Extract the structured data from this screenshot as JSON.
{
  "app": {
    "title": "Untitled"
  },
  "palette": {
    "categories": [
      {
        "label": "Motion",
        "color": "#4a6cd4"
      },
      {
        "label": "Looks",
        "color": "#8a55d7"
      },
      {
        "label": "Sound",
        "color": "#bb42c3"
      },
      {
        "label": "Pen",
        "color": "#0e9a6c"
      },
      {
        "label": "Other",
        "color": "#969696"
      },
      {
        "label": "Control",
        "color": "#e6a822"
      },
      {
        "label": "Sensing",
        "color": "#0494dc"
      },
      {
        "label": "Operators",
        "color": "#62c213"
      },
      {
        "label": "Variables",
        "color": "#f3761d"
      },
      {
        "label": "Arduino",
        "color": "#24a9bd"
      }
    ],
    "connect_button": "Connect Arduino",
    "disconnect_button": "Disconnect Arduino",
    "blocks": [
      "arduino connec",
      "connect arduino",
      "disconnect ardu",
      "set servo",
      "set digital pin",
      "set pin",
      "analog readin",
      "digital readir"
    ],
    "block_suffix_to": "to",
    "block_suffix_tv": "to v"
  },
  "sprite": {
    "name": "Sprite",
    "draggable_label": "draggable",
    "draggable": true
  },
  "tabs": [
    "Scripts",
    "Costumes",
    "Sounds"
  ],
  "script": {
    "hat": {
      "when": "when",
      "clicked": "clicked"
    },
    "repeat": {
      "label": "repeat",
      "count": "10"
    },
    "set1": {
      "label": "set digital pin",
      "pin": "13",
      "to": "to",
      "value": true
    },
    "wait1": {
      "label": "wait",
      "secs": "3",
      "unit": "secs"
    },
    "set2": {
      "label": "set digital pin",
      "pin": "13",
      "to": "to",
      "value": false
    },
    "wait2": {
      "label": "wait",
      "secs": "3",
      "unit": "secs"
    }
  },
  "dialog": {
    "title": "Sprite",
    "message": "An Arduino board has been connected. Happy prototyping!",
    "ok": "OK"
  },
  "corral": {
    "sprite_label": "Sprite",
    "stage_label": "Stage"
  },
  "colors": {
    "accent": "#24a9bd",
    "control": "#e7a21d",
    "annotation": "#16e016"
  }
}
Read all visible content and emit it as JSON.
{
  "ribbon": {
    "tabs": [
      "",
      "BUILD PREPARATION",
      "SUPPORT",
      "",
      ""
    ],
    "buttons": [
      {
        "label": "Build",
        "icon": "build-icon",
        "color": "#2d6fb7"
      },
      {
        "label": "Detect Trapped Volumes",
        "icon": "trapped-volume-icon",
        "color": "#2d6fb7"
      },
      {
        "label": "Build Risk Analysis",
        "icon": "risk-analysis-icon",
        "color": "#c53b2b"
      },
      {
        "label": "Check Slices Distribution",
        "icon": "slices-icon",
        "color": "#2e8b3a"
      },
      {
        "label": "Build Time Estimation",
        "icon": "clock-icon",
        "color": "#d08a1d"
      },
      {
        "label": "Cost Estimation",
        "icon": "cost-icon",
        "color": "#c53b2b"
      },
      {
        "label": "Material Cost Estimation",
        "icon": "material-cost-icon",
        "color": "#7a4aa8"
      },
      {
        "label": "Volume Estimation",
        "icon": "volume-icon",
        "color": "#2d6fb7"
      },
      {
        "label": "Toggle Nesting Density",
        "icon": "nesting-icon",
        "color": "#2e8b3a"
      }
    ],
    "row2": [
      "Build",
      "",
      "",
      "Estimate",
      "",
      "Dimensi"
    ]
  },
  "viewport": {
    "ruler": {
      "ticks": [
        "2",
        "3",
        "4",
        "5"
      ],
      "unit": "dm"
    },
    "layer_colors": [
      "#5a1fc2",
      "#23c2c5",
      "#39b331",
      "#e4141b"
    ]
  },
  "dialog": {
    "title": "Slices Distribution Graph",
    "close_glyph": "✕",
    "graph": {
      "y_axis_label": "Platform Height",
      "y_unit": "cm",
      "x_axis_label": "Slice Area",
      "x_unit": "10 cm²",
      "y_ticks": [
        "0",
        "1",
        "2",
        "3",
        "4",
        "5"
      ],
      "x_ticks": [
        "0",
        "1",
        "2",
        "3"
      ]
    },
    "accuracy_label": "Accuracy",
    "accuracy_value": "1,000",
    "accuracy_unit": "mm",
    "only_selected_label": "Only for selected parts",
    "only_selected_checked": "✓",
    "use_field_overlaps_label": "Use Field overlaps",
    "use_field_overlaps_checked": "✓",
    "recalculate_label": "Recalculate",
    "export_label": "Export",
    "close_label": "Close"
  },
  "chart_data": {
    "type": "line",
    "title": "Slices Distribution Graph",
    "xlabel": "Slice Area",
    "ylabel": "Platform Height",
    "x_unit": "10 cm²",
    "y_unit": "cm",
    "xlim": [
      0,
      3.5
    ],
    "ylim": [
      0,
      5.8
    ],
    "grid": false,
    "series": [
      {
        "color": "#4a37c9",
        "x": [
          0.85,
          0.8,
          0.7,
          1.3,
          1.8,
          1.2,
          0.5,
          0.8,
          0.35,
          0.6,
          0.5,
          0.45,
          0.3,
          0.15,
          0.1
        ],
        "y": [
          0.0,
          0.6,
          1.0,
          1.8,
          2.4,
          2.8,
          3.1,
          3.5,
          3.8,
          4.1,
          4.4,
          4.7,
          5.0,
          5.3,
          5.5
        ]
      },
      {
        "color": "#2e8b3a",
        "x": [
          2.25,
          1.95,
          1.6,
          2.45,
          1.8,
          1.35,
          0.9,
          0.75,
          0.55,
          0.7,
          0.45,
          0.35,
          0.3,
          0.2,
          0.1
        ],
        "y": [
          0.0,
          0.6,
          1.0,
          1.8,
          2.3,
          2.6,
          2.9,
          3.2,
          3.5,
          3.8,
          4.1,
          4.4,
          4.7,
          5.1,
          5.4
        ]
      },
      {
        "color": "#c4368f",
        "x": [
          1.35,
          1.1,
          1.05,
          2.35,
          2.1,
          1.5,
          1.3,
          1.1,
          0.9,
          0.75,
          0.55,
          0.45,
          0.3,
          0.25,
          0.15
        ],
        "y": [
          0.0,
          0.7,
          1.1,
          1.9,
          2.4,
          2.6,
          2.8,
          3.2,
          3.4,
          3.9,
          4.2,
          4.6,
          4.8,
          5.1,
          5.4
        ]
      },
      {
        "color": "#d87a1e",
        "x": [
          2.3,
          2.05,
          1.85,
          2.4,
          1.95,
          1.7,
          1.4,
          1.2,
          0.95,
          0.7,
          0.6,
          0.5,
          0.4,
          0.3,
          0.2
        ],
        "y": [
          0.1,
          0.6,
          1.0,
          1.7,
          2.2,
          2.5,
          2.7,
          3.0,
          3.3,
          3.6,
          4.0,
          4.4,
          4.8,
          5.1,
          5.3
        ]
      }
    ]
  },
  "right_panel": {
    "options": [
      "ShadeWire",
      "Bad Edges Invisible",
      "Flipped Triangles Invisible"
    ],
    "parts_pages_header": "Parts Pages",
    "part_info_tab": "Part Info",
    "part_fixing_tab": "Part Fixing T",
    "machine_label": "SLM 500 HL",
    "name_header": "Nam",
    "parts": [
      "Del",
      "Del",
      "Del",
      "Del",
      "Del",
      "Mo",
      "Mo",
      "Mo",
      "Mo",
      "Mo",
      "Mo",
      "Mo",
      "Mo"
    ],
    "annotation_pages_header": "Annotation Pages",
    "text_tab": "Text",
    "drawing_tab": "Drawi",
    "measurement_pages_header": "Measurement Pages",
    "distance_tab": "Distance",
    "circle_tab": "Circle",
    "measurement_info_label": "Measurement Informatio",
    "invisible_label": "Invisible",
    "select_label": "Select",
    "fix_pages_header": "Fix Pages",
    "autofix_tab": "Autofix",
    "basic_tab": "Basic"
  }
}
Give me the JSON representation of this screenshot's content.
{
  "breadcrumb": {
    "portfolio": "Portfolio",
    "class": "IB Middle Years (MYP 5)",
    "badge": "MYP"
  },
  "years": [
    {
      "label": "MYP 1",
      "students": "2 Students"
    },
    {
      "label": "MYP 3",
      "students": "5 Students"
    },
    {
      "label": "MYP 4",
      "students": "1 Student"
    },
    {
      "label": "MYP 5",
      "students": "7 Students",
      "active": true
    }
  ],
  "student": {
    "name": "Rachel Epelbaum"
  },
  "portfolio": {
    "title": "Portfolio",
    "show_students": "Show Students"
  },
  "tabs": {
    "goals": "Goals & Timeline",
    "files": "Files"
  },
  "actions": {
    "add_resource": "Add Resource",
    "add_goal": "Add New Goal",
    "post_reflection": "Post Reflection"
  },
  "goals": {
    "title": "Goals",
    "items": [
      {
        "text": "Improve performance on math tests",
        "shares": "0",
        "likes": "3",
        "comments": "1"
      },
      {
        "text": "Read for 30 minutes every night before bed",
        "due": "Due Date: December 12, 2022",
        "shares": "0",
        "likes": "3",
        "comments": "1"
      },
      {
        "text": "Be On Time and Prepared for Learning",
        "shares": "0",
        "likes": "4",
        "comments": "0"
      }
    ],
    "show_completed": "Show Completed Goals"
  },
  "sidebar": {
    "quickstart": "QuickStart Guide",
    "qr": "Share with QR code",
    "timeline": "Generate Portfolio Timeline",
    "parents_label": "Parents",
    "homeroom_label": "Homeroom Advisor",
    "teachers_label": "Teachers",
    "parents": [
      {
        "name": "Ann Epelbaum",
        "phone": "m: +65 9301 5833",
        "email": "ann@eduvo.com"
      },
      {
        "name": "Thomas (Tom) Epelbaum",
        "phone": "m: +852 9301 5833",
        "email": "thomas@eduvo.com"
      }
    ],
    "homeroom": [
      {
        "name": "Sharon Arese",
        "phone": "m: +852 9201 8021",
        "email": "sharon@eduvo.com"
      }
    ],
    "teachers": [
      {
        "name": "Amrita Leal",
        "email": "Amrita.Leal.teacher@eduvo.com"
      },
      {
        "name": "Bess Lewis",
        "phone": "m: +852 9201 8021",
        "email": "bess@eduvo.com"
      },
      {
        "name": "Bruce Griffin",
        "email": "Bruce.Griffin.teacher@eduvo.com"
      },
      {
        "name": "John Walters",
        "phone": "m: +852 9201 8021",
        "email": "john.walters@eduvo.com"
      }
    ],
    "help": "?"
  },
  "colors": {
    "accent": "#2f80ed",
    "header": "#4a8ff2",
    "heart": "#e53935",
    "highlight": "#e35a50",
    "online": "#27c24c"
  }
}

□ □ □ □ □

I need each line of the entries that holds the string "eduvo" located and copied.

### Written answer
        "email": "ann@eduvo.com"
        "email": "thomas@eduvo.com"
        "email": "sharon@eduvo.com"
        "email": "Amrita.Leal.teacher@eduvo.com"
        "email": "bess@eduvo.com"
        "email": "Bruce.Griffin.teacher@eduvo.com"
        "email": "john.walters@eduvo.com"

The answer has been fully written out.